Machine learning is coming to series production to make quality inspection of components even more precise.
Audi, a brand which is traditionally focused on technical innovation, will be amongst the first in the automotive sector to use machine learning (ML) in series production. More specifically, it will be used in the inspection process for sheet metal parts – the software Audi has developed will be able to recognise and mark the finest cracks in record time thanks to artificial intelligence.
Due to the increasingly sophisticated design of its cars and the high quality standards at Audi, the company inspects all the components directly after production in the press shop. Here, a visual inspection is performed by specialised technicians, supported by several small cameras installed directly in the presses which capture images to be analysed with image-recognition software. This process will soon be replaced by the one based on machine learning: it will be able to detect even the finest cracks in each piece of sheet metal with the utmost precision and reliably mark their position, thanks to software based on a complex artificial neural network.
Learning to learn
The plan is to transform Audi’s facilities into smart factories thanks to technologies such as deep learning, a special form of machine learning designed to operate with significant quantities of unstructured data, e.g. images. In the initial phase, the artificial neural network was “trained” with several million test images to create a sufficiently large database. Thereafter, imperfections such as cracks in the images were identified with pixel precision – the highest degree of accuracy possible. The neural network is now able to learn independently from these previously analysed examples, and can detect cracks even in new, previously unknown images. The database consists of several terabytes of test images from seven presses at Audi’s Ingolstadt plant and from several Volkswagen plants.
Moving from cameras to AI
The software was developed almost completely in-house, from the original idea up to the finished prototype. Since mid-2016, the innovation department of Audi IT has been working hand in hand with the Production Technology division of the Equipment and Metal Forming Technology Competence Centre.

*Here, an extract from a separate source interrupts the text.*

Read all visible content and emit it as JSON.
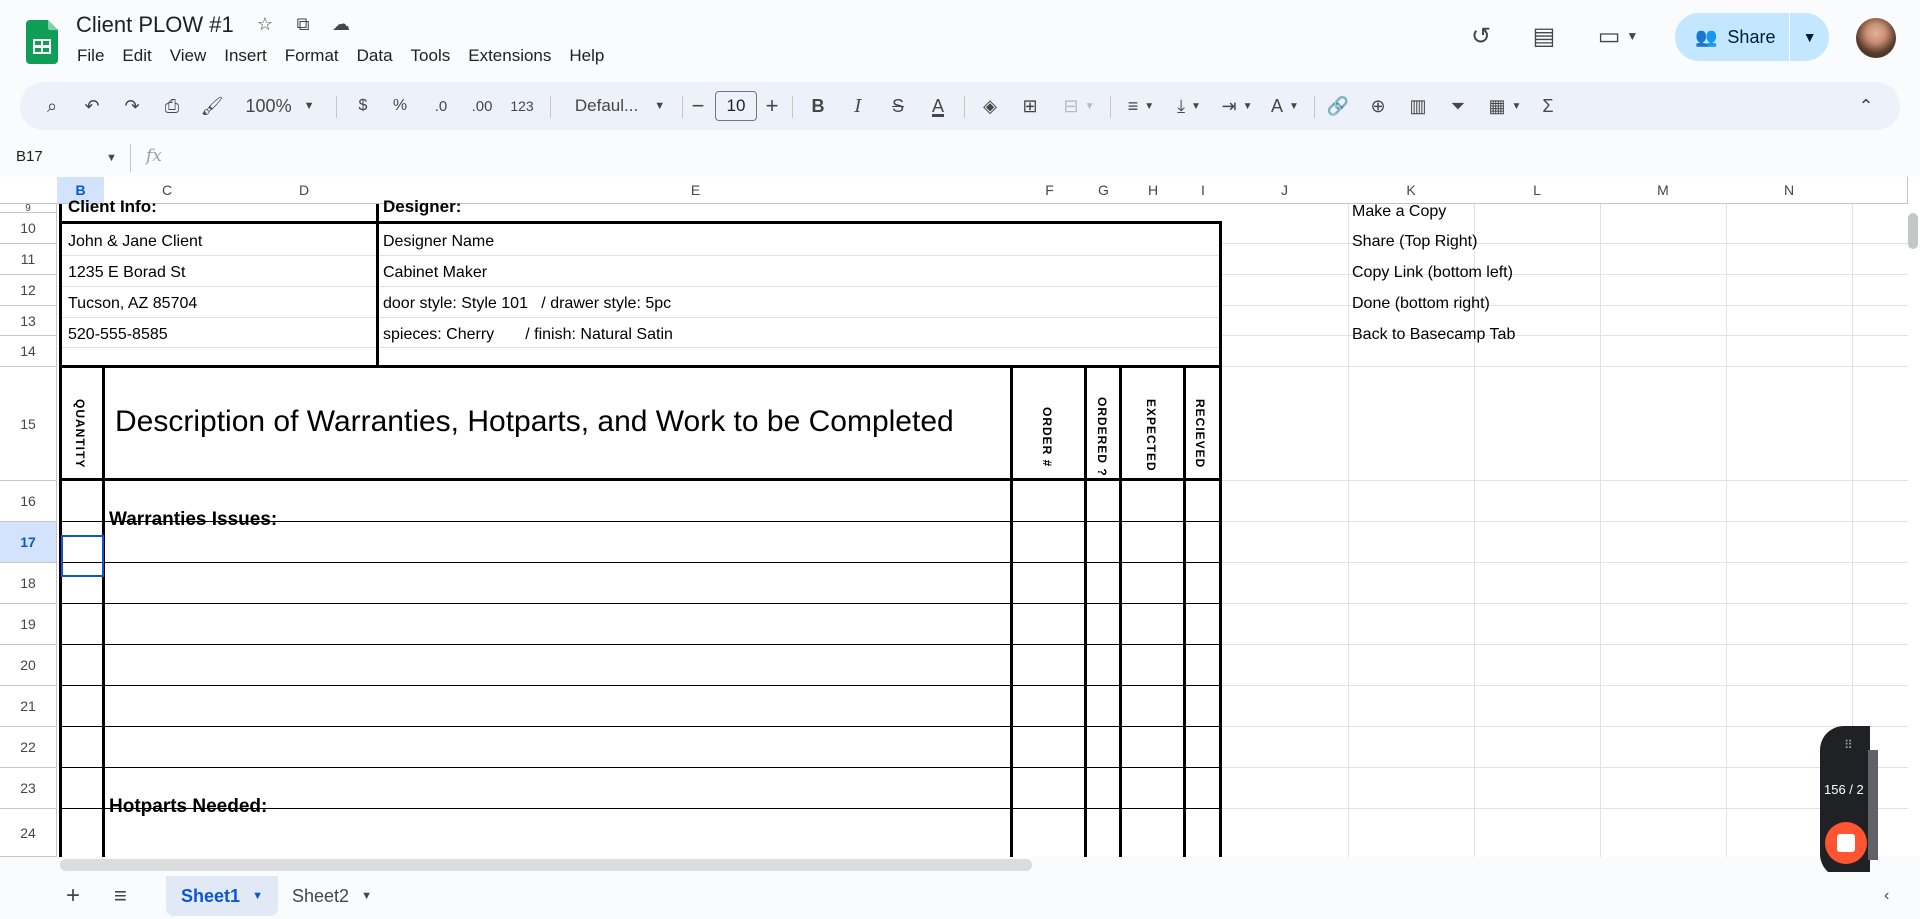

The future will see further evolutions of the system: quality inspection using ML will replace the current optical crack detection with smart cameras. This will save a great deal of manual effort. Whether doors, engine hoods or fenders – the cameras currently have to be reconfigured for every new component produced in the press shop. In addition, false positives regularly occur, since the current algorithm is highly dependent on ambient factors such as lighting conditions and surface properties.
In the future, it will also be possible to apply the machine learning approach to other kinds of visual inspections, as in paint shops or assembly shops, for example. All that is needed is a sufficiently large number of labelled datasets.
Source: Volkswagen AG